I was once stopped by a gentleman in Kefalonia who asked my advice regarding choosing a nice bottle of Greek wine to accompany the food his wife had prepared, he said that I looked like I knew what I was buying, though I am not quite sure what he meant by that! Normally, he would have known which variety and year were the ones to go for but in this little winery just outside Fiskardo, the man was lost. It is not so surprising since there are over 300 indigenous grape varieties in Greece although only 24 of them are of any great significance, producing wines for an international market. The remaining varieties end up being served in the little metal jugs that we find in the majority of tavernas throughout Greece that we foreigners collectively refer to as Retsina. This is a mistake of ours since Retsina is a wine that has been treated with pine tree resin which gives it a sappy and turpentine like flavour but the truth is that it all tastes pretty much the same.

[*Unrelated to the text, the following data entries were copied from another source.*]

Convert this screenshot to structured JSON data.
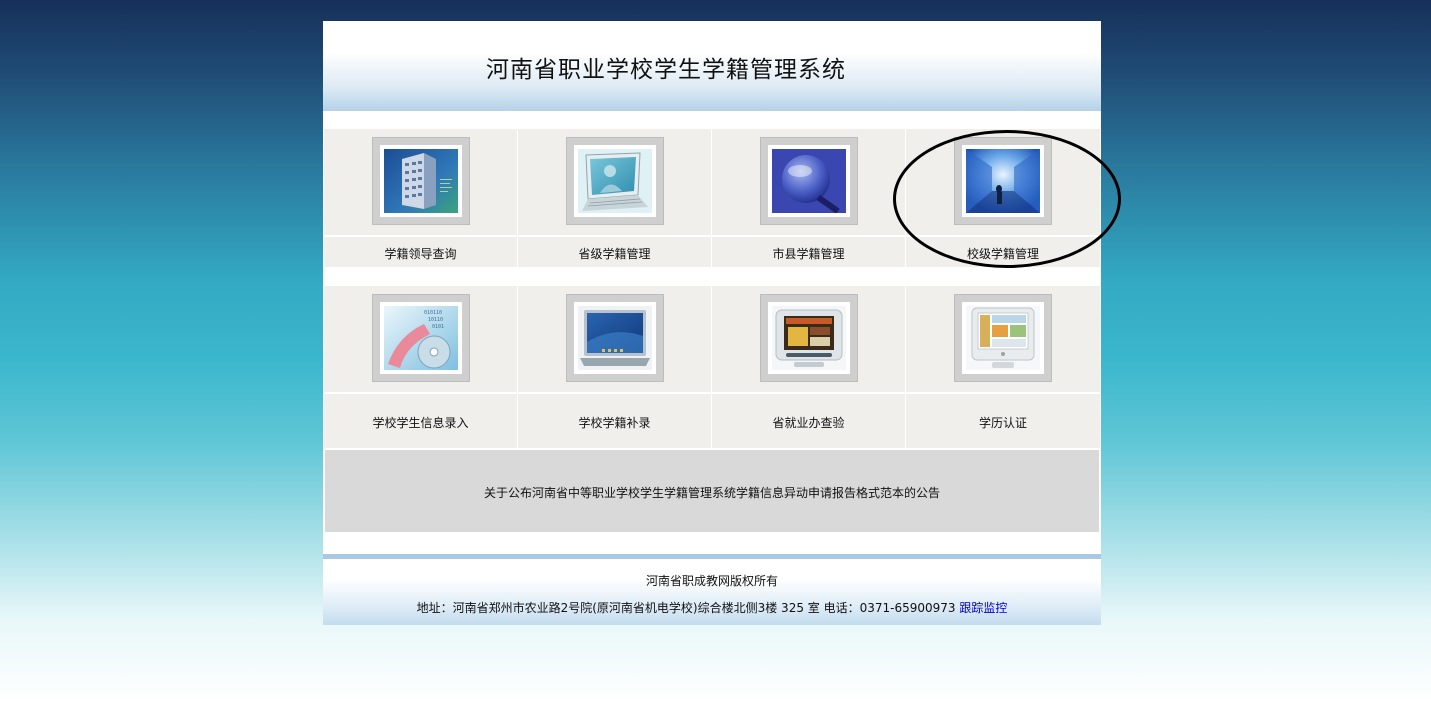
{
  "header": {
    "title": "河南省职业学校学生学籍管理系统"
  },
  "modules_row1": [
    {
      "label": "学籍领导查询",
      "icon": "building-icon"
    },
    {
      "label": "省级学籍管理",
      "icon": "monitor-person-icon"
    },
    {
      "label": "市县学籍管理",
      "icon": "magnifier-icon"
    },
    {
      "label": "校级学籍管理",
      "icon": "corridor-icon"
    }
  ],
  "modules_row2": [
    {
      "label": "学校学生信息录入",
      "icon": "data-disc-icon"
    },
    {
      "label": "学校学籍补录",
      "icon": "laptop-icon"
    },
    {
      "label": "省就业办查验",
      "icon": "crt-monitor-icon"
    },
    {
      "label": "学历认证",
      "icon": "imac-icon"
    }
  ],
  "notice": {
    "text": "关于公布河南省中等职业学校学生学籍管理系统学籍信息异动申请报告格式范本的公告"
  },
  "footer": {
    "copyright": "河南省职成教网版权所有",
    "address": "地址：河南省郑州市农业路2号院(原河南省机电学校)综合楼北侧3楼 325 室 电话：0371-65900973",
    "tracking_link": "跟踪监控"
  },
  "colors": {
    "notice_bg": "#d9d9d9",
    "tile_bg": "#f0efec",
    "link": "#0000cc",
    "footer_bar": "#a9c9e2"
  }
}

The main point of this editorial is to focus more on the international quality wines than the ones that are served in metal jugs and Greece has its fair share of really excellent wine. Moscofilero, Assyrtiko, Vilana, Xynisteri, Robola and Rhoditis grape varieties produce the majority of the good white wines of Greece while Xinomavro, Agiorgitiko, Mandelaria, Limnio, Mavro and Ophthalmo are the names of the red grape varieties. Wine makers often blend these juices with more familiar grape varieties such as Cabernet Sauvignon, Cabernet Franc, Grenache, Merlot, Syrah and Chardonnay which are also all grown in Greece. So where does the average holiday maker start? There are several labels that are well worth looking out for. Here are some of them below.

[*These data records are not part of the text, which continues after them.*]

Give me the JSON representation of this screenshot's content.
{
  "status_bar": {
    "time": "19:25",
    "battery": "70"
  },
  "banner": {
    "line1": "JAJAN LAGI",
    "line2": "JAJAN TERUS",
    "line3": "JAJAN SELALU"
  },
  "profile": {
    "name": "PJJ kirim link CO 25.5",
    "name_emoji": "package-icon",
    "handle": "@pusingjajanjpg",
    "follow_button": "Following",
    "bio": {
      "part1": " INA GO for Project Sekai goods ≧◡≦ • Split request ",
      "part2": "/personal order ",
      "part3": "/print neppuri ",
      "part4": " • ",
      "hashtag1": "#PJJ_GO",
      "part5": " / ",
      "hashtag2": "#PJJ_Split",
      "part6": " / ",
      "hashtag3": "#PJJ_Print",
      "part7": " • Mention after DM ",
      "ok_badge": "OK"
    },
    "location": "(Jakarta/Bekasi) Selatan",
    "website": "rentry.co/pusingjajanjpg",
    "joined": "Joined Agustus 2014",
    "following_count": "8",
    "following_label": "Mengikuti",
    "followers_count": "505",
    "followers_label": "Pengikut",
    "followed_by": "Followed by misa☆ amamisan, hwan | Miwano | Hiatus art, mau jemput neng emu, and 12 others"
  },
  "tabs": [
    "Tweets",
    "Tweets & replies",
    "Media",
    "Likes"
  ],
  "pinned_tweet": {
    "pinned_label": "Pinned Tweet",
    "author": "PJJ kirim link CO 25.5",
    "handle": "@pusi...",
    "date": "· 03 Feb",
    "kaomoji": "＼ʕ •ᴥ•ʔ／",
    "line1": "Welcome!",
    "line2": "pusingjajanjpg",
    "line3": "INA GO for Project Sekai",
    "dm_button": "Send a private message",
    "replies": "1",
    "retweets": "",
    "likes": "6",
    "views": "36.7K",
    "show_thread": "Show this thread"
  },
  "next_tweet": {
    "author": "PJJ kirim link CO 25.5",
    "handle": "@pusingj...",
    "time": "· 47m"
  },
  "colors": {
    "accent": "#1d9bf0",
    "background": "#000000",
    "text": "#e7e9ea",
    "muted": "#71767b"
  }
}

The Peloponnese grows about a quarter of the grapes used in the production of Greek wine and is predominantly red wine country. Nemea uses the Agioritiko grape to produce a spicy, well structured red while the highly prized Mavro Daphne of Patras offers a dark, oily fortified wine. The Mantinea region produces a fruity white wine using the Moscofilero grape, which is a particular favourite of mine. The best wine makers can be found in Macedonia, the most famous being the Boutari winemakers who sells its wine both nationally and abroad under the label John Boutari & Sons. Yannis Boutari himself makes high quality red wine in deliberately small quantities and markets them under the label Kir Yianni. Constantin Lazaridi created a very modern estate in 1992 which aims to produce wine of international class. Laziridi winery is located in the Drama region. Markovitis estate focuses on organic methods and the Gerovassiliou winery develop French wine culture and aims to produce the same very high quality wine.
Many of the islands offer really good wines, the most famous being Kefalonia, Santorini, Paros, Samos and Crete. It is believed that the first Mediterranean vineyards were found on Crete and the practice of wine making was taken by the Minoans to the islands of Santorini and Paros. Due to the strong winds that blow up in the Aegean, the grapes are not grown high on trelaces but low, on the ground, in basket like shapes. The volcanic rocks of Santorini collect moisture from the sea at night and release it gradually throughout the day to the vines. This unique micro climate is responsible for the production of the best white wines of the Assyrtiko grape variety. One of the grapes most frequently grown in the Attika region is the white wine grape Savatiano and it is from this grape that some of the best white wines in Greece are produced. The grape produces distinctly robust and full of character wines that are relatively low in alcoholic content. Hatzimichalis, Fragou, Vassiliou, Strofilia, Semeli and Megapanos are the names of the more renowned estates in the Attika region.